How Christians Should Respond
1. We should pay our taxes even when we disagree.
An account in Mark’s gospel tells of the religious leaders trying to trap Jesus with a question about the legitimacy of paying taxes to Rome. Knowing their hypocrisy, Jesus took a coin, inquired about the image on the coin, and responded, “Render to Caesar the things that are Caesar’s, and to God the things that are God’s” (Mark 12:17).
Certainly, Jesus did not agree with the policies and personalities of the Roman leaders. To a first-century Jewish mind, Caesar was an illegitimate ruler. Worse, the coins bore on one side the blasphemous inscription, “Tiberias Caesar, son of the divine Augustus,” and on the other, “pontifex maximus,” which a Jew would have understood as “High Priest.” Jews would reject the notion of paying tribute to this pagan emperor. Jesus’ answer challenged this assumption. Since even secular authority comes from God, paying taxes to him was more than lawful; it was obligatory.
2. We must pray for our president for the sake of the gospel.

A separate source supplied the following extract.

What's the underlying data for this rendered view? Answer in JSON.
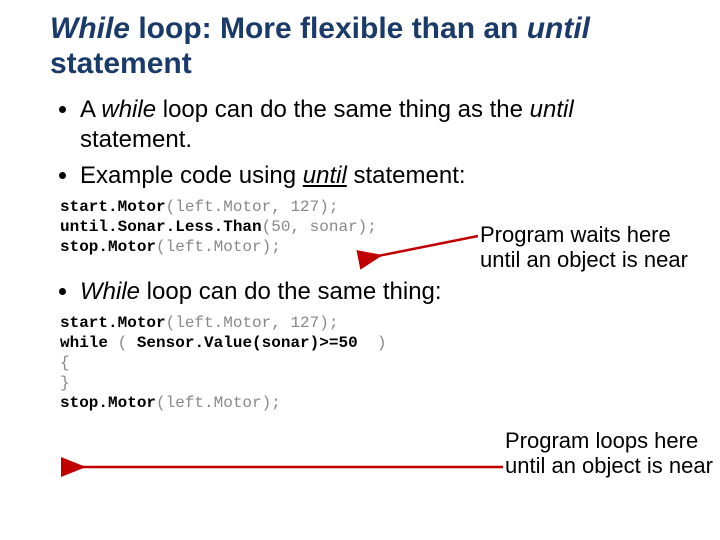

In 1 Timothy 2:1–4, the Holy Spirit through Paul commanded, “First of all, then, I urge that supplications, prayers, intercessions, and thanksgivings be made for all people, for kings and all who are in high positions.” Clearly, we are to pray for all political leaders, regardless of our personal opinion of their character or policies. But why?
“That we may lead a peaceful and quiet life, godly and dignified in every way. This is good, and it is pleasing in the sight of God our Savior, who desires all people to be saved and to come to the knowledge of the truth.” Notice that our prayers ultimately affect our own attitudes and behaviors. The behaviors we demonstrate as a result of our prayers herald the gospel so that people will come to the knowledge of the truth. We need to pray, certainly in hopes that our prayers will positively affect our political leaders, but ultimately that our prayers will continually transform us as agents of the good news in a fallen world.
3. We must honor the primary political leader as a matter of testimony .
Peter wrote to Christians who were being persecuted and dislocated by hostile persecution. His focus as he wrote was on the paramount realities of grace, hope, and the promises of eternity. In 1 Peter 2:17, Peter gave four imperative commands: “Honor everyone. Love the brotherhood. Fear God. Honor the emperor.” Not much commentary is necessary. Peter is clear, “Honor the political leaders.” This is good advice for Christians who lack discriminating filters on social media or in their public political punditry.
Should we pray for our President? Yes…PRAY!
So, let us pray. Let us pray for all political leaders. Let us pray regardless of partisan preferences or personal opinions. Perhaps God will change our leaders. Surely, He will change us.
This article about should we pray for our President originally appeared here.